Task to carry out
Print the data again, exactly.

Items from a data source:
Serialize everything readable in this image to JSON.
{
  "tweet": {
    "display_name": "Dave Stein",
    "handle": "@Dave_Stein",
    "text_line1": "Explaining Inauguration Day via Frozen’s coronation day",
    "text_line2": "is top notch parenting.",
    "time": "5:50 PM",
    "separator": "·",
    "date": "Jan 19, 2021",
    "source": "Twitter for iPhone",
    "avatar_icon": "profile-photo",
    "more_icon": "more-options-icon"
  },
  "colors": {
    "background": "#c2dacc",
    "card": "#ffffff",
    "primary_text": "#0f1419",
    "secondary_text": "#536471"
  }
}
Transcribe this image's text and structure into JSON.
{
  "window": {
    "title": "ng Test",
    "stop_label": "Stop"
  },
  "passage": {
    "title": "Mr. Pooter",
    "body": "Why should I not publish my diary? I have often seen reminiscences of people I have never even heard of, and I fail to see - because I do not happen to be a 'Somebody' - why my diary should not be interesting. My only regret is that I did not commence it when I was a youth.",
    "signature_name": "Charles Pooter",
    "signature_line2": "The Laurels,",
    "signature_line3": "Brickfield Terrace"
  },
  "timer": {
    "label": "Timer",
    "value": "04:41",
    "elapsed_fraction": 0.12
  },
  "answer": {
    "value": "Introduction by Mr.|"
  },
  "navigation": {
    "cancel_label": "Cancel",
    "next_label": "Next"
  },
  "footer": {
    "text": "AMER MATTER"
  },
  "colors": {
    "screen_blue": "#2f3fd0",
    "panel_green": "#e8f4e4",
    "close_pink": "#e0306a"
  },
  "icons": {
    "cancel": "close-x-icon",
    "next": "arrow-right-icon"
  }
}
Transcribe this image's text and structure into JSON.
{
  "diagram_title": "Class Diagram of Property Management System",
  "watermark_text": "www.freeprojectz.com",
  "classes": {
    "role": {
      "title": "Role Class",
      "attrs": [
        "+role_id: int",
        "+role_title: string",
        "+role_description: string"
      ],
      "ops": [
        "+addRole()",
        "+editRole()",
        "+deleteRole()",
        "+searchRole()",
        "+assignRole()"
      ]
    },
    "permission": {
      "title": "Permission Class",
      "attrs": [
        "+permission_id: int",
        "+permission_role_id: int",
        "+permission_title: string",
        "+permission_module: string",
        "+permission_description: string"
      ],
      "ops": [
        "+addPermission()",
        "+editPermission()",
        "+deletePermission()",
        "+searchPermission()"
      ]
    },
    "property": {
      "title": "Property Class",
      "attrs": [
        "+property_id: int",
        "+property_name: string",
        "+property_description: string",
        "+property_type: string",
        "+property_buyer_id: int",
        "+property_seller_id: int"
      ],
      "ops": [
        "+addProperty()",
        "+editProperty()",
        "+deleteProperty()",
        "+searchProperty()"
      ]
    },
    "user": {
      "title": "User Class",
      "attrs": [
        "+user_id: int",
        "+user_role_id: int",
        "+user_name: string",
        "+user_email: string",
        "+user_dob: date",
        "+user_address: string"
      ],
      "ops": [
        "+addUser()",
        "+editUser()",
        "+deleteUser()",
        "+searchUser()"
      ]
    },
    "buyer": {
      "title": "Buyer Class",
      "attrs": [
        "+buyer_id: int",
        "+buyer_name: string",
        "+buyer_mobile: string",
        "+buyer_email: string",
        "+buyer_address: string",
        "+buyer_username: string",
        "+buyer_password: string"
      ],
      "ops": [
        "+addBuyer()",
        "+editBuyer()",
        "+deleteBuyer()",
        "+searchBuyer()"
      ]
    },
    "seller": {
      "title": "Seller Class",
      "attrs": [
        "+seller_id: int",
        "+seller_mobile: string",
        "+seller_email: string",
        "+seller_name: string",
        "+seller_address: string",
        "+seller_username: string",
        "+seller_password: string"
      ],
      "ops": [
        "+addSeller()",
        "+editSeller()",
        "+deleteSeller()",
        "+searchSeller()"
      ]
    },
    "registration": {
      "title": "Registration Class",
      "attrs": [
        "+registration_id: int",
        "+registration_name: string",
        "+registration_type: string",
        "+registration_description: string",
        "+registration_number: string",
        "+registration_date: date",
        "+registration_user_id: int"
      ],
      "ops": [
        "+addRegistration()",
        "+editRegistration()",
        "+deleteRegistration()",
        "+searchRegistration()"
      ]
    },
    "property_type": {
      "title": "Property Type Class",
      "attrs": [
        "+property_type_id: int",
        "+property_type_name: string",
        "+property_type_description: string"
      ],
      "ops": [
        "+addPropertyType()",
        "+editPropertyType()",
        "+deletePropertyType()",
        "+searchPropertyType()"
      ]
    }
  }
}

Task response
Serialize everything readable in this image to JSON.
{
  "tweet": {
    "display_name": "Dave Stein",
    "handle": "@Dave_Stein",
    "text_line1": "Explaining Inauguration Day via Frozen’s coronation day",
    "text_line2": "is top notch parenting.",
    "time": "5:50 PM",
    "separator": "·",
    "date": "Jan 19, 2021",
    "source": "Twitter for iPhone",
    "avatar_icon": "profile-photo",
    "more_icon": "more-options-icon"
  },
  "colors": {
    "background": "#c2dacc",
    "card": "#ffffff",
    "primary_text": "#0f1419",
    "secondary_text": "#536471"
  }
}
Transcribe this image's text and structure into JSON.
{
  "window": {
    "title": "ng Test",
    "stop_label": "Stop"
  },
  "passage": {
    "title": "Mr. Pooter",
    "body": "Why should I not publish my diary? I have often seen reminiscences of people I have never even heard of, and I fail to see - because I do not happen to be a 'Somebody' - why my diary should not be interesting. My only regret is that I did not commence it when I was a youth.",
    "signature_name": "Charles Pooter",
    "signature_line2": "The Laurels,",
    "signature_line3": "Brickfield Terrace"
  },
  "timer": {
    "label": "Timer",
    "value": "04:41",
    "elapsed_fraction": 0.12
  },
  "answer": {
    "value": "Introduction by Mr.|"
  },
  "navigation": {
    "cancel_label": "Cancel",
    "next_label": "Next"
  },
  "footer": {
    "text": "AMER MATTER"
  },
  "colors": {
    "screen_blue": "#2f3fd0",
    "panel_green": "#e8f4e4",
    "close_pink": "#e0306a"
  },
  "icons": {
    "cancel": "close-x-icon",
    "next": "arrow-right-icon"
  }
}
Transcribe this image's text and structure into JSON.
{
  "diagram_title": "Class Diagram of Property Management System",
  "watermark_text": "www.freeprojectz.com",
  "classes": {
    "role": {
      "title": "Role Class",
      "attrs": [
        "+role_id: int",
        "+role_title: string",
        "+role_description: string"
      ],
      "ops": [
        "+addRole()",
        "+editRole()",
        "+deleteRole()",
        "+searchRole()",
        "+assignRole()"
      ]
    },
    "permission": {
      "title": "Permission Class",
      "attrs": [
        "+permission_id: int",
        "+permission_role_id: int",
        "+permission_title: string",
        "+permission_module: string",
        "+permission_description: string"
      ],
      "ops": [
        "+addPermission()",
        "+editPermission()",
        "+deletePermission()",
        "+searchPermission()"
      ]
    },
    "property": {
      "title": "Property Class",
      "attrs": [
        "+property_id: int",
        "+property_name: string",
        "+property_description: string",
        "+property_type: string",
        "+property_buyer_id: int",
        "+property_seller_id: int"
      ],
      "ops": [
        "+addProperty()",
        "+editProperty()",
        "+deleteProperty()",
        "+searchProperty()"
      ]
    },
    "user": {
      "title": "User Class",
      "attrs": [
        "+user_id: int",
        "+user_role_id: int",
        "+user_name: string",
        "+user_email: string",
        "+user_dob: date",
        "+user_address: string"
      ],
      "ops": [
        "+addUser()",
        "+editUser()",
        "+deleteUser()",
        "+searchUser()"
      ]
    },
    "buyer": {
      "title": "Buyer Class",
      "attrs": [
        "+buyer_id: int",
        "+buyer_name: string",
        "+buyer_mobile: string",
        "+buyer_email: string",
        "+buyer_address: string",
        "+buyer_username: string",
        "+buyer_password: string"
      ],
      "ops": [
        "+addBuyer()",
        "+editBuyer()",
        "+deleteBuyer()",
        "+searchBuyer()"
      ]
    },
    "seller": {
      "title": "Seller Class",
      "attrs": [
        "+seller_id: int",
        "+seller_mobile: string",
        "+seller_email: string",
        "+seller_name: string",
        "+seller_address: string",
        "+seller_username: string",
        "+seller_password: string"
      ],
      "ops": [
        "+addSeller()",
        "+editSeller()",
        "+deleteSeller()",
        "+searchSeller()"
      ]
    },
    "registration": {
      "title": "Registration Class",
      "attrs": [
        "+registration_id: int",
        "+registration_name: string",
        "+registration_type: string",
        "+registration_description: string",
        "+registration_number: string",
        "+registration_date: date",
        "+registration_user_id: int"
      ],
      "ops": [
        "+addRegistration()",
        "+editRegistration()",
        "+deleteRegistration()",
        "+searchRegistration()"
      ]
    },
    "property_type": {
      "title": "Property Type Class",
      "attrs": [
        "+property_type_id: int",
        "+property_type_name: string",
        "+property_type_description: string"
      ],
      "ops": [
        "+addPropertyType()",
        "+editPropertyType()",
        "+deletePropertyType()",
        "+searchPropertyType()"
      ]
    }
  }
}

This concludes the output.